* _Instructions to follow_
Scan the records below for the string "subtitle" and return every line where it appears.

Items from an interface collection
*** Begin section ***

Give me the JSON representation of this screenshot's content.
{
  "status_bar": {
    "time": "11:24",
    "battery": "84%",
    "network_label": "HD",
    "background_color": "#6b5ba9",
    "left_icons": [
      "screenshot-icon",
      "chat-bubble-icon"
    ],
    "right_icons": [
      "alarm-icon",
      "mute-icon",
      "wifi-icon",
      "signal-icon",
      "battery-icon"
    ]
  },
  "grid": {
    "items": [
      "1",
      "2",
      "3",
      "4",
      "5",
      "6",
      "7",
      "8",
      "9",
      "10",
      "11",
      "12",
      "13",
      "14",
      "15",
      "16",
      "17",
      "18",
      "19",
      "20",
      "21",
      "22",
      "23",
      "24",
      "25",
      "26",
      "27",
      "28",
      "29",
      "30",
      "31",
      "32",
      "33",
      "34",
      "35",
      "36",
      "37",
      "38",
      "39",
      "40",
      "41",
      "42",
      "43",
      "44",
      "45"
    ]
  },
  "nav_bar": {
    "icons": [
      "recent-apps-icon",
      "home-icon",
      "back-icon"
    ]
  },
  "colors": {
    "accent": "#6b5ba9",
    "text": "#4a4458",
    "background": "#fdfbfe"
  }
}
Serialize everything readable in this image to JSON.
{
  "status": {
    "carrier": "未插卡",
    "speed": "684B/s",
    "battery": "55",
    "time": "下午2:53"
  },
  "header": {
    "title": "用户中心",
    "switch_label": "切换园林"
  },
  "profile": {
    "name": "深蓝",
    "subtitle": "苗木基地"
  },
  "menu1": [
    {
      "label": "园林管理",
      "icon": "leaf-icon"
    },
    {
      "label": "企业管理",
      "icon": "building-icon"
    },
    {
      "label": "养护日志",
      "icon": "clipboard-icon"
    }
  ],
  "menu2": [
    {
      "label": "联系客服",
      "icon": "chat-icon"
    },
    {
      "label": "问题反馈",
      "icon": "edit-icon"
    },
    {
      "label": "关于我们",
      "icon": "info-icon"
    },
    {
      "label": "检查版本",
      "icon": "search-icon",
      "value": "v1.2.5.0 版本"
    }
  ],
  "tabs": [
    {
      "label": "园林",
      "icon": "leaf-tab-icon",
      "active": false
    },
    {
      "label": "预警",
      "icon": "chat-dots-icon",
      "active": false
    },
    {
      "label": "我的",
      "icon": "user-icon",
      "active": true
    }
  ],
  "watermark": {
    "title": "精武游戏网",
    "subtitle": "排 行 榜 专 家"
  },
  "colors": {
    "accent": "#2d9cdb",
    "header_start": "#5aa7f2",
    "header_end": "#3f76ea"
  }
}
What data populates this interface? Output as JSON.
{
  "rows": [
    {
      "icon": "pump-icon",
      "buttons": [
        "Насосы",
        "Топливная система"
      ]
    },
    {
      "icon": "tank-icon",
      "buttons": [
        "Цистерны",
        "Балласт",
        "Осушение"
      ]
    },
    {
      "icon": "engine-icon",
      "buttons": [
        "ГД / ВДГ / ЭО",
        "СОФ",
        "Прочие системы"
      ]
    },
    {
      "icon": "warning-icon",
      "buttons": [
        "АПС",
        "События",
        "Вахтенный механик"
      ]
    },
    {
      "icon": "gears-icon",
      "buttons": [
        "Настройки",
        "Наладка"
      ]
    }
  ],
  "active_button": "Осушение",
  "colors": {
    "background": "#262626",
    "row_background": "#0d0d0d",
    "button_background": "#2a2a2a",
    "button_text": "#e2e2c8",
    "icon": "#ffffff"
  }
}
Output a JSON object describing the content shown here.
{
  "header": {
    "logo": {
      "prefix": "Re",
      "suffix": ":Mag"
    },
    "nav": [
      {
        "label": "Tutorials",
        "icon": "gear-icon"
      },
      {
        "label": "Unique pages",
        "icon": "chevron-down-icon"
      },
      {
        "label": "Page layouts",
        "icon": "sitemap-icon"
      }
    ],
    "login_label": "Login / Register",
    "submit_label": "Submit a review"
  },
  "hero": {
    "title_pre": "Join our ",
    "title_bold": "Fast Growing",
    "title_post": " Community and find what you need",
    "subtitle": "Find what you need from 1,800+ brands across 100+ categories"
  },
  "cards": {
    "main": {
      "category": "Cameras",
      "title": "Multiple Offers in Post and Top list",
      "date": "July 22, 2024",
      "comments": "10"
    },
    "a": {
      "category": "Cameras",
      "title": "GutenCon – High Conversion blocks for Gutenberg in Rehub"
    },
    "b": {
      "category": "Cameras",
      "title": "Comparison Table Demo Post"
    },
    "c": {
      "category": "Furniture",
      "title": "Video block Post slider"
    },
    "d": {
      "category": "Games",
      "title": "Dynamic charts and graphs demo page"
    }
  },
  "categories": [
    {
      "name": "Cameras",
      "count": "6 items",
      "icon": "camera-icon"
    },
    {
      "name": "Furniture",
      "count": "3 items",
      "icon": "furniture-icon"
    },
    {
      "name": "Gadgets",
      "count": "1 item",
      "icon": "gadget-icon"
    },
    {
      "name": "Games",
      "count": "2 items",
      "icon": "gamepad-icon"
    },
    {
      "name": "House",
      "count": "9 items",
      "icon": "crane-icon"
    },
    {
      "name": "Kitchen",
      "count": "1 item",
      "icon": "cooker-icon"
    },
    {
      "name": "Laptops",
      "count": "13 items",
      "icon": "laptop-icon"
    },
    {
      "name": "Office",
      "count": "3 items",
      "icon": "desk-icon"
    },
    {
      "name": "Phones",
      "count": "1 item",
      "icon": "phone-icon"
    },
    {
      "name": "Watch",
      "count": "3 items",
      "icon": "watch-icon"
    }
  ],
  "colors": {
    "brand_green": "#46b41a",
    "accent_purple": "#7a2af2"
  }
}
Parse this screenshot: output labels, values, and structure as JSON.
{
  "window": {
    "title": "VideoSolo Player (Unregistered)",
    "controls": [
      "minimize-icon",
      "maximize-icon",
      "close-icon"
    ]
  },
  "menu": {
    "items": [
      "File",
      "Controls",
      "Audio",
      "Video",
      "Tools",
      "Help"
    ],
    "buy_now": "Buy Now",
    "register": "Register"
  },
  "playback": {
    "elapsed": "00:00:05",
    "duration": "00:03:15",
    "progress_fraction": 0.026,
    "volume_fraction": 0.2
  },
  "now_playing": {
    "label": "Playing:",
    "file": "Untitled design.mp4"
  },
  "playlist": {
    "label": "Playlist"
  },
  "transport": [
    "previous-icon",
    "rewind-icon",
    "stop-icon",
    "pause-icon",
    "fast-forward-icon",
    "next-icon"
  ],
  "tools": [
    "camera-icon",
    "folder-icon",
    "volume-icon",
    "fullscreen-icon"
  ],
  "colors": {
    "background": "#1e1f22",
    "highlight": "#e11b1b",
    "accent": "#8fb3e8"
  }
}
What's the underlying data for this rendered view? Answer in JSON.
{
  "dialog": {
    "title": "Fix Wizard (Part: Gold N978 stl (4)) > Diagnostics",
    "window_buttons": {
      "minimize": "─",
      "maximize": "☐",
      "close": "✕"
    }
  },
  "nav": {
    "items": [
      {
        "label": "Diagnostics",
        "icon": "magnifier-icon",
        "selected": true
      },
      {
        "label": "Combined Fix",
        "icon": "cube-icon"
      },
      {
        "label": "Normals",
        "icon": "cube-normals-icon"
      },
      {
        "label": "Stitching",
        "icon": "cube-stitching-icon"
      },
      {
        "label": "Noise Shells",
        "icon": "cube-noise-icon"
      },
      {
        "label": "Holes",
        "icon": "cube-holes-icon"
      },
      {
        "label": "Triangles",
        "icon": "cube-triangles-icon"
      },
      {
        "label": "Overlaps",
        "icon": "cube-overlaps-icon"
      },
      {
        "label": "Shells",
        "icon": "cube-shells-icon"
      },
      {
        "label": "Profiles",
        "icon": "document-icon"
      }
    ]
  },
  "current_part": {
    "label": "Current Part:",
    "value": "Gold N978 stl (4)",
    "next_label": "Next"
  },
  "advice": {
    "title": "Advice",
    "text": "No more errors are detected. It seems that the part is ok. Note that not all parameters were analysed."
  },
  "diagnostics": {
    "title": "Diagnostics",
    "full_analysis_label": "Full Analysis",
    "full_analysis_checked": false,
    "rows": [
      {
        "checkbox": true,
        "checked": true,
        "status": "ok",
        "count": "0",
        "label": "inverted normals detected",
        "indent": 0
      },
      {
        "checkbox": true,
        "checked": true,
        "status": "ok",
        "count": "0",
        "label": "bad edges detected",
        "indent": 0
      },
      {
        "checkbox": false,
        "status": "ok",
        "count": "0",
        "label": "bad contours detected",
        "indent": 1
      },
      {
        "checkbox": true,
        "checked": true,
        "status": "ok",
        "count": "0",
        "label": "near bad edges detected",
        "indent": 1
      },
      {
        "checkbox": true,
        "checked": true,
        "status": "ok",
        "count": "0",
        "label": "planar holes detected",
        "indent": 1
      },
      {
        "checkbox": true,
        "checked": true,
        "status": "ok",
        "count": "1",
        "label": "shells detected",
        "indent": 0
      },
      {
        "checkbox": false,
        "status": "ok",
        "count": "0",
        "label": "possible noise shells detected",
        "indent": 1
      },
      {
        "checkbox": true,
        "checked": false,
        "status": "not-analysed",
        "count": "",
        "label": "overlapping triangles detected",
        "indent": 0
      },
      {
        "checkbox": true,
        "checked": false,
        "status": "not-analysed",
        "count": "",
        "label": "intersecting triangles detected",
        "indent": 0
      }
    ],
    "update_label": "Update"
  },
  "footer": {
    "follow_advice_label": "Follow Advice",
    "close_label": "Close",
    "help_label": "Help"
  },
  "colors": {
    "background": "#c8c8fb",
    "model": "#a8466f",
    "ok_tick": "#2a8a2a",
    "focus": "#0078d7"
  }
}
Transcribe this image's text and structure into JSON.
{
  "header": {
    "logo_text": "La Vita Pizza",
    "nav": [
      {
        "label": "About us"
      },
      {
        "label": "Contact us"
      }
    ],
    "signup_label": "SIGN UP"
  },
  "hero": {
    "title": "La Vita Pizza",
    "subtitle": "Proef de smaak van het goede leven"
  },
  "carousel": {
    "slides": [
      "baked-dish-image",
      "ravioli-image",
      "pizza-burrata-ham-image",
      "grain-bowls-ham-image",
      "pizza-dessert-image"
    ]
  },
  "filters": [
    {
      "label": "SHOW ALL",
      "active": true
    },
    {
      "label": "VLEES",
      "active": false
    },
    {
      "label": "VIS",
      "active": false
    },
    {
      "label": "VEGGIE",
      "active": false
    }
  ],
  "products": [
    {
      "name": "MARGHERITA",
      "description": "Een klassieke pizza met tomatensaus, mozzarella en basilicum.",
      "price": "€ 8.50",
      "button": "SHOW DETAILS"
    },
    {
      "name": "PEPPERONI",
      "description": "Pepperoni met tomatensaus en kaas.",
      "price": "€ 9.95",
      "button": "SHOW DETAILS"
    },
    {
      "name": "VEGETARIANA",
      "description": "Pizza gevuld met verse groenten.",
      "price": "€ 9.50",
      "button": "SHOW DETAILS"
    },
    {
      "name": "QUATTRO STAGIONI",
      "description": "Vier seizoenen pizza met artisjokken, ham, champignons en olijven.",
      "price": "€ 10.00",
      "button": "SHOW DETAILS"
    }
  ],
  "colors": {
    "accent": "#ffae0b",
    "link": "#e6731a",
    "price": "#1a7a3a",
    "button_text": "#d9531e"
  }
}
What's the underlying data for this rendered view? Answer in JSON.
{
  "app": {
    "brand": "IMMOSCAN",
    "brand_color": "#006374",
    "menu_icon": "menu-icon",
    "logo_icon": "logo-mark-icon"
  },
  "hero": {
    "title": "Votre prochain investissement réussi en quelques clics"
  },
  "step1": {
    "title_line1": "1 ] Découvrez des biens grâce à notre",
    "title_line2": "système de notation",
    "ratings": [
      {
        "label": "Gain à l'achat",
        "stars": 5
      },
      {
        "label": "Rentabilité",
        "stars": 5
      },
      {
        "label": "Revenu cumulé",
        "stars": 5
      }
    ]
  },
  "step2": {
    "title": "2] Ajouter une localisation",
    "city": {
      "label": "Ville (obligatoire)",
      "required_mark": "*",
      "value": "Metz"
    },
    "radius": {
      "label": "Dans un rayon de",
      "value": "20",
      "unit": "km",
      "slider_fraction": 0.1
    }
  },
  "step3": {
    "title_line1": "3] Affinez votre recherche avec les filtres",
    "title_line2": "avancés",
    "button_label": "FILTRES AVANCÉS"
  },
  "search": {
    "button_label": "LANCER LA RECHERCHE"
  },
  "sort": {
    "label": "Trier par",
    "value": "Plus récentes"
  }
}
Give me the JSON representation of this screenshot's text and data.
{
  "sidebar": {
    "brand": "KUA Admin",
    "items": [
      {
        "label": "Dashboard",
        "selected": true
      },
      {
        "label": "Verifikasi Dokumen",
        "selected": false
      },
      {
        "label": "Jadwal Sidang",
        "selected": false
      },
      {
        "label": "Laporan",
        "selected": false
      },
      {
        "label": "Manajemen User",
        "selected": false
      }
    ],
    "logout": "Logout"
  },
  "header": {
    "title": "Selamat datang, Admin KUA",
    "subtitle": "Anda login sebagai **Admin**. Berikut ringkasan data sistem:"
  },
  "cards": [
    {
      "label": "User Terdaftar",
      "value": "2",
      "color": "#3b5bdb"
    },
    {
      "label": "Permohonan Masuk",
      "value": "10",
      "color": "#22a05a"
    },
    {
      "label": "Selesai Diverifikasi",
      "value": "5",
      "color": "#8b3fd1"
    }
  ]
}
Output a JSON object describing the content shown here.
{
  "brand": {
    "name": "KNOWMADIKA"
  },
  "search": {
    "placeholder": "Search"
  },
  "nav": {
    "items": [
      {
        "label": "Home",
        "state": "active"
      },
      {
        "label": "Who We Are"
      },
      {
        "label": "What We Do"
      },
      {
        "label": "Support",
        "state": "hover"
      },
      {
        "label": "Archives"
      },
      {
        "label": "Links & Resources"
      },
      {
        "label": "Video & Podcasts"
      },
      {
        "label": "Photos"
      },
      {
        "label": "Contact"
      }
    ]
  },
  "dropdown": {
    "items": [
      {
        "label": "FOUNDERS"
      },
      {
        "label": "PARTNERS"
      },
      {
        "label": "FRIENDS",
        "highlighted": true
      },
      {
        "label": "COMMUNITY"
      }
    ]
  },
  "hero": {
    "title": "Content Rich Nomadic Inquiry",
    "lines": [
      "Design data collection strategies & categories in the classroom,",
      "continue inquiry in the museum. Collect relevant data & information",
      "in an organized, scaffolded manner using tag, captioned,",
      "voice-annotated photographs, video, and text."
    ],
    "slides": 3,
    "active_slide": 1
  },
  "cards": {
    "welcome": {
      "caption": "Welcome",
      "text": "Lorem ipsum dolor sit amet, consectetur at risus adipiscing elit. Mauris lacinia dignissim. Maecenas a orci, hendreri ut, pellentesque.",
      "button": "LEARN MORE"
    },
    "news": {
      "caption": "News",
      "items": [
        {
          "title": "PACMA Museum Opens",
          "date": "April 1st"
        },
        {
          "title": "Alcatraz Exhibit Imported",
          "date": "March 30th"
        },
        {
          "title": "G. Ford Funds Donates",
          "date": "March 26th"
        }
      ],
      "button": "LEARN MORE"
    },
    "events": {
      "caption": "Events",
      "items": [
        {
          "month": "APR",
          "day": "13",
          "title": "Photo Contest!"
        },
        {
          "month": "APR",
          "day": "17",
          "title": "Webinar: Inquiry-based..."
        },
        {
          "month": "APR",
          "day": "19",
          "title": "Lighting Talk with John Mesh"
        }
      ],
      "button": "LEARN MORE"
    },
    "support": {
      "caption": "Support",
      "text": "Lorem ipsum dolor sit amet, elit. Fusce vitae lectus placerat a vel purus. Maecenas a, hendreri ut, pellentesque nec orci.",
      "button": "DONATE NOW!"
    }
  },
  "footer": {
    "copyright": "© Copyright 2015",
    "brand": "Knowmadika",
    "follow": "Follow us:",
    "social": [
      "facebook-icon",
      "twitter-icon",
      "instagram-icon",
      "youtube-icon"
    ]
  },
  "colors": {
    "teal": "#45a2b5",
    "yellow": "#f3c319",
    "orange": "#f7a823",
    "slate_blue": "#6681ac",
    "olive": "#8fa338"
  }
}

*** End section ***

* _Solution below_
    "subtitle": "苗木基地"
    "subtitle": "排 行 榜 专 家"
    "subtitle": "Find what you need from 1,800+ brands across 100+ categories"
    "subtitle": "Proef de smaak van het goede leven"
    "subtitle": "Anda login sebagai **Admin**. Berikut ringkasan data sistem:"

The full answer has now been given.